I am, and have always been, a big sports fan. And therefore, I have always hated the Olympics opening ceremonies. Huge spectacles, garish costumes and even more garish music, and not a single ball struck or gruesome injury or anything fun like that. Early (leaked and unofficial) word from Beijing suggested that last Friday’s opener would be more of the same, but I tuned in anyway because, well, there was always a chance of a dignitary falling down and suffering a gruesome injury I guess. And you know what? There was actually quite a lot to like. The 2008 drummers, the gu-zheng music (the traditional board zither of Chinese courts), the almost scary precision of the people recreating the effects of raindrops on a pond with their box-costumes – there were whole stretches which made very little attempt to accommodate Western musical or aesthetic tastes, which were clearly rooted in Chinese tradition, but which had been blown up to enormous proportion not just because they could, but because it fit the enormity of the occasion. Of course, there were moments of extreme lameness as well, most notably the closing duet (was Sarah Brightman actually singing in Mandarin?). But on the whole, I thought this might have been the best opening ceremony I’ve seen, and the music – especially the distinctly Chinese parts – were a huge part of it.

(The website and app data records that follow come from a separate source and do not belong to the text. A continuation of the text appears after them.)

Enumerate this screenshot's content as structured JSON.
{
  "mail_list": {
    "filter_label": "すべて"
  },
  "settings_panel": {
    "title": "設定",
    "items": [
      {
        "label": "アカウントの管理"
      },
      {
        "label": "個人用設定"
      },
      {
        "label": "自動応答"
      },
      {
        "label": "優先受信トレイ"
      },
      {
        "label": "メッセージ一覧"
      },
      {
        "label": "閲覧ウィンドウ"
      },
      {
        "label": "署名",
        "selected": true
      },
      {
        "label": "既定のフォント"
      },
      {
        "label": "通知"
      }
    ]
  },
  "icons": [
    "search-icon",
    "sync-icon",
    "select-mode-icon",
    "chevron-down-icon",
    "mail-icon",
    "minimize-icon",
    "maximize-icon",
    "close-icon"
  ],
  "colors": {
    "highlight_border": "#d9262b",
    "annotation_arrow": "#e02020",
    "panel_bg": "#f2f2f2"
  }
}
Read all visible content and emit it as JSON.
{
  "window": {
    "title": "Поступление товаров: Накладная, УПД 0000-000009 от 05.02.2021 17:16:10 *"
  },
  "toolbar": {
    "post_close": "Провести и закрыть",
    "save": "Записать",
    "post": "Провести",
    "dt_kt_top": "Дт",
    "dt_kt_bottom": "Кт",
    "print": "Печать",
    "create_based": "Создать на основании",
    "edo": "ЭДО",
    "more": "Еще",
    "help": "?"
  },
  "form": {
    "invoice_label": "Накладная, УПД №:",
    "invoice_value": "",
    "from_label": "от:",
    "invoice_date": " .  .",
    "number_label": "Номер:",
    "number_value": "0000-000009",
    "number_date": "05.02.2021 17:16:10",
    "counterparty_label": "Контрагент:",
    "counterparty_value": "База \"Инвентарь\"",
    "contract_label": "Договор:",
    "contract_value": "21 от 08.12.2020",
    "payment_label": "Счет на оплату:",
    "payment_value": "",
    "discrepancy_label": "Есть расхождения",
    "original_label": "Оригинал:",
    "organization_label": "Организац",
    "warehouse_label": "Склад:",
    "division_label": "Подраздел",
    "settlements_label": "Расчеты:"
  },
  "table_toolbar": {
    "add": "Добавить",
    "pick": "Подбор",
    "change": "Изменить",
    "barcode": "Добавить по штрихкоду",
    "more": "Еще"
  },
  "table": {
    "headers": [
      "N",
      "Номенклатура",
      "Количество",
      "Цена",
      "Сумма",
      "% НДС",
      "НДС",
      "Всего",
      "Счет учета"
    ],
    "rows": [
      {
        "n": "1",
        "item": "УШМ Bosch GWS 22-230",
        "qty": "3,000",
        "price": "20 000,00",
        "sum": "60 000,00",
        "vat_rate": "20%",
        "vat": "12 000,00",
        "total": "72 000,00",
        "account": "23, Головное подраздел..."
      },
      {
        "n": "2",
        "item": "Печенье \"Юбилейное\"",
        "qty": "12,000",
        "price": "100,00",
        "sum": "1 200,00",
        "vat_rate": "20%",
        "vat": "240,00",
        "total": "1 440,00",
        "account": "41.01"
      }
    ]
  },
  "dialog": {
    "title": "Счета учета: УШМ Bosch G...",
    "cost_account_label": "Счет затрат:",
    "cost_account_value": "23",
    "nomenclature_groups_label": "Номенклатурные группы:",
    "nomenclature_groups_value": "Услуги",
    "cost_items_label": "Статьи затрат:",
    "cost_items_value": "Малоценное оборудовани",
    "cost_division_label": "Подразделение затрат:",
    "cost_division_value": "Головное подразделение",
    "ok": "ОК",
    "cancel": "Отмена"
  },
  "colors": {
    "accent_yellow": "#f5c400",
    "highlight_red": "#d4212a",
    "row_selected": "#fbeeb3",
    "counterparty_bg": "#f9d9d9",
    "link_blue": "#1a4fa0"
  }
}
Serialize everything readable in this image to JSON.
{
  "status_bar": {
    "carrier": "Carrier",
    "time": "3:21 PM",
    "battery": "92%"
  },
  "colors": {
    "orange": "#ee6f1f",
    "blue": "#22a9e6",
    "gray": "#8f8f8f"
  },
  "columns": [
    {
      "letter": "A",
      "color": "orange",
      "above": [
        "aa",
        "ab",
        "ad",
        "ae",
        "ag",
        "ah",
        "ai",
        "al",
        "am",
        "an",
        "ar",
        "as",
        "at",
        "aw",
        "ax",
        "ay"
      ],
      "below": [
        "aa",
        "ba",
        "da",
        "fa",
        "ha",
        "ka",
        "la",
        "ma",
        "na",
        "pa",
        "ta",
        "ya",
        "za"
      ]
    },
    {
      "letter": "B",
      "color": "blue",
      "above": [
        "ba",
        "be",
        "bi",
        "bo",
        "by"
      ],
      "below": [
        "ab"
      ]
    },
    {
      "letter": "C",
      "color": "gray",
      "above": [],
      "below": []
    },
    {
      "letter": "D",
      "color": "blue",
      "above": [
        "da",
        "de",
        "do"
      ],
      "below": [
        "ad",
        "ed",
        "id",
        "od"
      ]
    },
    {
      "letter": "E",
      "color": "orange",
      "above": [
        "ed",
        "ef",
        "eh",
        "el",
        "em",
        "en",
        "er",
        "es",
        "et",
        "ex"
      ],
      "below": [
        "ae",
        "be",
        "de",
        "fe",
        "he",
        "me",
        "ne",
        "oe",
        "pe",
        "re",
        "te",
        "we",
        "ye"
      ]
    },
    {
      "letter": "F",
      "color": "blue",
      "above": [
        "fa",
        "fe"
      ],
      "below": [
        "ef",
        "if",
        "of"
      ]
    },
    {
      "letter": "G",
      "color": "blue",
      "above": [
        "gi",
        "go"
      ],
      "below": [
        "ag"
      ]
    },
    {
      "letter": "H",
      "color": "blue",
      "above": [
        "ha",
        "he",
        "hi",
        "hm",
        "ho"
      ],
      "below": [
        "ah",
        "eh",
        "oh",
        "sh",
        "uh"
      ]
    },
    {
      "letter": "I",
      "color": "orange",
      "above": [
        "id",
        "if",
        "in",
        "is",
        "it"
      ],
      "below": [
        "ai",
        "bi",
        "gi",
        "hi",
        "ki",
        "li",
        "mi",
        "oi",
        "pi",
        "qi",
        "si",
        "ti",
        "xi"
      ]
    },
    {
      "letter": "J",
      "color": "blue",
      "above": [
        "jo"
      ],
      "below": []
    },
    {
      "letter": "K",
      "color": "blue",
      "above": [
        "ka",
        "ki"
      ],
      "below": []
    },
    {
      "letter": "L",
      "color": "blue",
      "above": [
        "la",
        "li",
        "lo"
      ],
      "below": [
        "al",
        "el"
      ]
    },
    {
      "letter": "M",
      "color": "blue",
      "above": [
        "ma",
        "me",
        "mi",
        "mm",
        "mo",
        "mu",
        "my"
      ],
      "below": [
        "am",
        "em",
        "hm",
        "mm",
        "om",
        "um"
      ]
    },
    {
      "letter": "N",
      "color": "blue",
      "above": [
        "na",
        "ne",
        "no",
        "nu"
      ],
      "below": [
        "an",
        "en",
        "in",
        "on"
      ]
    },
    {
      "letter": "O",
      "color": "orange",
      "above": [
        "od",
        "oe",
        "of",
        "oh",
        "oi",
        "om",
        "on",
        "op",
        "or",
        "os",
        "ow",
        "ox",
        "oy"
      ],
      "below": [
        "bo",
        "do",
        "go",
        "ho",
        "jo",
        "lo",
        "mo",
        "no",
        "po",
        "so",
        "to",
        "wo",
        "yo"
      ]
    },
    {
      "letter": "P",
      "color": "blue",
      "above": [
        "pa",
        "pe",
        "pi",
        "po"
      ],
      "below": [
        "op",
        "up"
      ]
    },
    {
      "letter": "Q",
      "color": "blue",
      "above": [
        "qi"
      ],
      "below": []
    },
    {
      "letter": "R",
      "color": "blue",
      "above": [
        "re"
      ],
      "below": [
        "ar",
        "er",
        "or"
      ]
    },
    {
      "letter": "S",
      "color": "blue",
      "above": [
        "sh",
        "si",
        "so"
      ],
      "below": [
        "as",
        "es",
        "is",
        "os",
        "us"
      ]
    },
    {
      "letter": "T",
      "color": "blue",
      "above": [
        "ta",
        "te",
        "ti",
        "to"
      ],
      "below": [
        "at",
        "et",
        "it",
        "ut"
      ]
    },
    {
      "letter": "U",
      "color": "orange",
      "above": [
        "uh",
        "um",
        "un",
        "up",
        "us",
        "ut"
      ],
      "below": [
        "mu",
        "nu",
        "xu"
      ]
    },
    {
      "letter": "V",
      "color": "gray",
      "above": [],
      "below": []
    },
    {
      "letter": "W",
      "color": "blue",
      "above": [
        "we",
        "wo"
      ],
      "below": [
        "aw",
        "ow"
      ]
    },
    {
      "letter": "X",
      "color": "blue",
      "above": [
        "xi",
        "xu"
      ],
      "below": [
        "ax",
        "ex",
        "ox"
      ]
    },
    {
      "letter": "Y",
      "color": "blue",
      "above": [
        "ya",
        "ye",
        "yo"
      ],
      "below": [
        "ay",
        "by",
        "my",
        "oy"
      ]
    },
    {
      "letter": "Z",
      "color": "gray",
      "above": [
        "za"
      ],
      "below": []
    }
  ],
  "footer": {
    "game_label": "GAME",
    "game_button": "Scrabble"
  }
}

Tell us: What did you think of the opening ceremonies? Did the music seem too alien, or did it work in this context?

(Photo credit: beastandbean/Flickr)